Knowledge and understanding

On completion of this course, students should be able to:

  • Demonstrate knowledge and understanding of how artists deploy a variety of art forms across twentieth and twenty-first centuries to relate to ecology and confront the challenges posed by globalisation.
  • Evaluate and assess the significance of artistic contributions in relation to the theme of ecology and globalisation.
  • Show critical awareness of historical and art historical literature, both past and present.
  • Produce a satisfactory account describing how artists negotiate the challenges posed by environmental devastation in relation to wider debates.
  • Demonstrate ability to work both independently and collaboratively on a set topic.

 

Intellectual skills

  • Demonstrate knowledge of a particular area in the history of art.
  • Demonstrate an understanding of works of art in their historical context.
  • Engage in detailed and critical discussion of art historical and methodological issues at a satisfactory level.
  • Display independent and critical understanding of the material.
  • Use and exploit research resources in the field.
  • Articulate arguments both verbally and in writing.
  • Complete an original academic research project under supervision.
  • Demonstrate that they have developed the ability to work under pressure and are able to articulate their knowledge effectively under time constraints.

 

Practical skills

  • Conduct independent research in libraries and online.
  • Devise and execute a structured research and writing plan.
  • Produce and deliver a well-developed oral presentation.
  • Work collaboratively and develop willingness to share, debate and exchange knowledge with colleagues.
  • Assess and integrate peer critical feedback on their own work.

 

Transferable skills and personal qualities

  • Understand, assess and synthesise key arguments from a variety of research sources.
  • Deliver oral presentations with confidence and clarity in class.
  • Become an original and independent-minded researcher and writer.
  • Become an indispensable team-player able to contribute, lead and moderate critical discussions in class.
  • Produce a clear and cogent written exposition of a given topic.
  • Manage time efficiently and deliver written and oral work to set deadlines.
  • Deploy IT resources for research and communication purposes.

Employability skills

Other
This course prepares students to continue with graduate and postgraduate study and equips them with sufficient transferable skills to enter a wide range of professional employment.
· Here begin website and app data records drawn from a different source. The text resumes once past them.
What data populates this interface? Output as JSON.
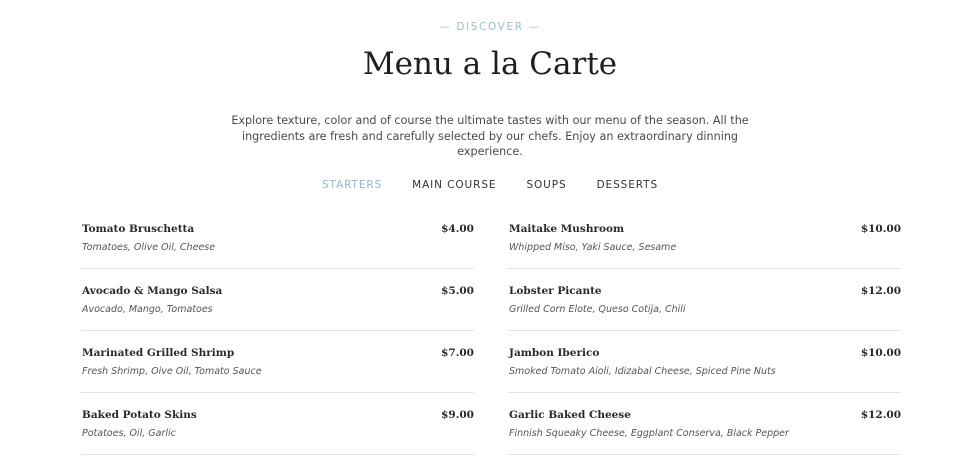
{
  "header": {
    "eyebrow": "— DISCOVER —",
    "title": "Menu a la Carte",
    "intro": "Explore texture, color and of course the ultimate tastes with our menu of the season. All the ingredients are fresh and carefully selected by our chefs. Enjoy an extraordinary dinning experience."
  },
  "tabs": [
    {
      "label": "STARTERS",
      "active": true
    },
    {
      "label": "MAIN COURSE",
      "active": false
    },
    {
      "label": "SOUPS",
      "active": false
    },
    {
      "label": "DESSERTS",
      "active": false
    }
  ],
  "menu": {
    "left": [
      {
        "name": "Tomato Bruschetta",
        "desc": "Tomatoes, Olive Oil, Cheese",
        "price": "$4.00"
      },
      {
        "name": "Avocado & Mango Salsa",
        "desc": "Avocado, Mango, Tomatoes",
        "price": "$5.00"
      },
      {
        "name": "Marinated Grilled Shrimp",
        "desc": "Fresh Shrimp, Oive Oil, Tomato Sauce",
        "price": "$7.00"
      },
      {
        "name": "Baked Potato Skins",
        "desc": "Potatoes, Oil, Garlic",
        "price": "$9.00"
      }
    ],
    "right": [
      {
        "name": "Maitake Mushroom",
        "desc": "Whipped Miso, Yaki Sauce, Sesame",
        "price": "$10.00"
      },
      {
        "name": "Lobster Picante",
        "desc": "Grilled Corn Elote, Queso Cotija, Chili",
        "price": "$12.00"
      },
      {
        "name": "Jambon Iberico",
        "desc": "Smoked Tomato Aioli, Idizabal Cheese, Spiced Pine Nuts",
        "price": "$10.00"
      },
      {
        "name": "Garlic Baked Cheese",
        "desc": "Finnish Squeaky Cheese, Eggplant Conserva, Black Pepper",
        "price": "$12.00"
      }
    ]
  }
}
On completion of this course students will be equipped with a range of transferable skills in research, synthesis of key arguments, independent thinking, time management, written and oral delivery, and general IT literacy.

Assessment methods

Plan and Indicative Bibliography for Essay 1 Formative
Essay 1 40%
Essay 2 60%

 

Feedback methods

Feedback method

Formative or Summative

Written feedback on Plan and Indicative Bibliography Essay 1

 

Written feedback on Essays 1-2

Summative

Supplementary one-to-one feedback by appointment or during office hours

 

 

Recommended reading

  1. Ros Gray & Shela Sheikh, ‘The Wretched of the Earth: Botanical Conflicts and Artistic Interventions’, Third Text, Vol. 32, no. 2-3 (2018)
  2. T. J. Demos, Decolonising Nature: Contemporary Art and the Politics of Ecology (Berlin: Sternberg, 2016)Sita Reddy, Special Issue, ‘The Weight of a Petal: Ars Botanica’, Marg, , Vol. 70, no. 2(December 2018 – March 2019)Peter Wohlleben, The Hidden Life of Trees: What They Feel, How They Communicate (London: William Collins, 2017)
  3. Rob Nixon, Slow Violence and the Environmentalism of the Poor (Cambridge: Harvard University, 2011), pp. 1-44
  4. Anselm Franke, ‘The Forensic Scenography: Planet Earth as Forensic Object’ in ‘Forensis: The Architecture of Public Truth, (London and Berlin: Sternberg and Forensic Architecture, 2014), pp. 483-494
  5. Emilia Terracciano,“Disappearing Worlds:” The Caravan, February 2014. 106-113.

Study hours

Scheduled activity hours
Lectures 33
Independent study hours
Independent study 167

Teaching staff

Staff member Role
Emilia Terracciano Unit coordinator

Return to course details